"The Pacific Empresses: An Illustrated History of Canadian Pacific Railway's Empress Liners on the Pacific Ocean" (used book)
The Pacific Empresses: An Illustrated History of Canadian Pacific Railway's Empress Liners on the Pacific Ocean
by Robert D. Turner
About the Book
Used Book. Hardcover. Dust jacket included. Fair condition. Dust jacket torn and taped.
-- From the dust jacket
The Empresses were the finest, fastest lines on the Pacific. They forged a link across the North Pacific from the west coast of Canada to Japan, China, and later the Philippines that lasted for over 50 years.
The first Empresses came to the Pacific in 1891, providing a fast, reliable steamship service connecting the western terminus of the Canadian Pacific Railway with the Orient. The ships were the beautiful clipper-bowed Empresses of India, China, and Japan. Later, as steamship design advanced and the service grew, the larger, record-breaking Empress of Russia and Empress of Asia joined the fleet.
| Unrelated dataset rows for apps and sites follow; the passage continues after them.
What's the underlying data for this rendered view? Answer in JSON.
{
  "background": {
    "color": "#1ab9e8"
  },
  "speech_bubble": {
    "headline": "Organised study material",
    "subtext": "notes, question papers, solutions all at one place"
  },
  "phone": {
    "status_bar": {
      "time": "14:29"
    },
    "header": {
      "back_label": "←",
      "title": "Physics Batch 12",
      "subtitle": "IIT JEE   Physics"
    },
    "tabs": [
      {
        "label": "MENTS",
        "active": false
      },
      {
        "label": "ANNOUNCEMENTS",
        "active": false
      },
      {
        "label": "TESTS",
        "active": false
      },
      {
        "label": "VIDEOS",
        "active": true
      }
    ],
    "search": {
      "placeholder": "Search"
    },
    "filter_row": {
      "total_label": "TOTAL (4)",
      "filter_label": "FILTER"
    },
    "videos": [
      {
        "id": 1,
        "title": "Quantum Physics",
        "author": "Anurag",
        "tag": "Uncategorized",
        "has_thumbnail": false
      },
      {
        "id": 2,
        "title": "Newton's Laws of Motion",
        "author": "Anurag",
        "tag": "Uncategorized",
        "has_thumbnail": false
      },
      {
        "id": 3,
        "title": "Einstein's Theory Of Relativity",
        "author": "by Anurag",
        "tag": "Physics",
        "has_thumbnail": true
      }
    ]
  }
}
In peacetime, the Empresses carried the rich and the famous as well as thousands of immigrants to and from the Orient. Their cargoes were silk, tea, spices, and other high-value goods that required speed and efficient handling. Consistently, they broke speed records for the North Pacific and set standards of service and reliability that few steamship lines could match.
The 1920’s saw the arrival on the Pacific of the Empress of Canada and for a time, the Empresses of Australia and France. The completion of the second Empress of Japan in 1930 marked the culmination of the Canadian Pacific’s shipbuilding for the Pacific service. She shattered the trans-Pacific record and raised still higher the standards of passenger accommodation on the Pacific.
In wartime, the Empresses took on new duties: as armed merchant cruisers and troop transports. One became a hospital ship. In World War I, they hounded the German cruiser Emden and shelled Turkish forts along the Red Sea. In World War II, they carried thousands of Allied troops in every theatre of the war and the Empress of Canada was a key unit in a commando raid. But war service took its toll: the Empress of Canada was torpedoed off the African coast; the Empress of Asia was sunk during the siege of Singapore; and the Empress of Russia, being refitted just after the end of the war, was destroyed by fire. Only the Empress of Japan survived. Air travel dominated the post-war years and the Empress fleet was never replaced on the Pacific. An era came to an end.
This is the dramatic story of the Canadian Pacific’s Empresses on the trans-Pacific service, from record-breaking runs and million-dollar silk cargoes to typhoons and war service.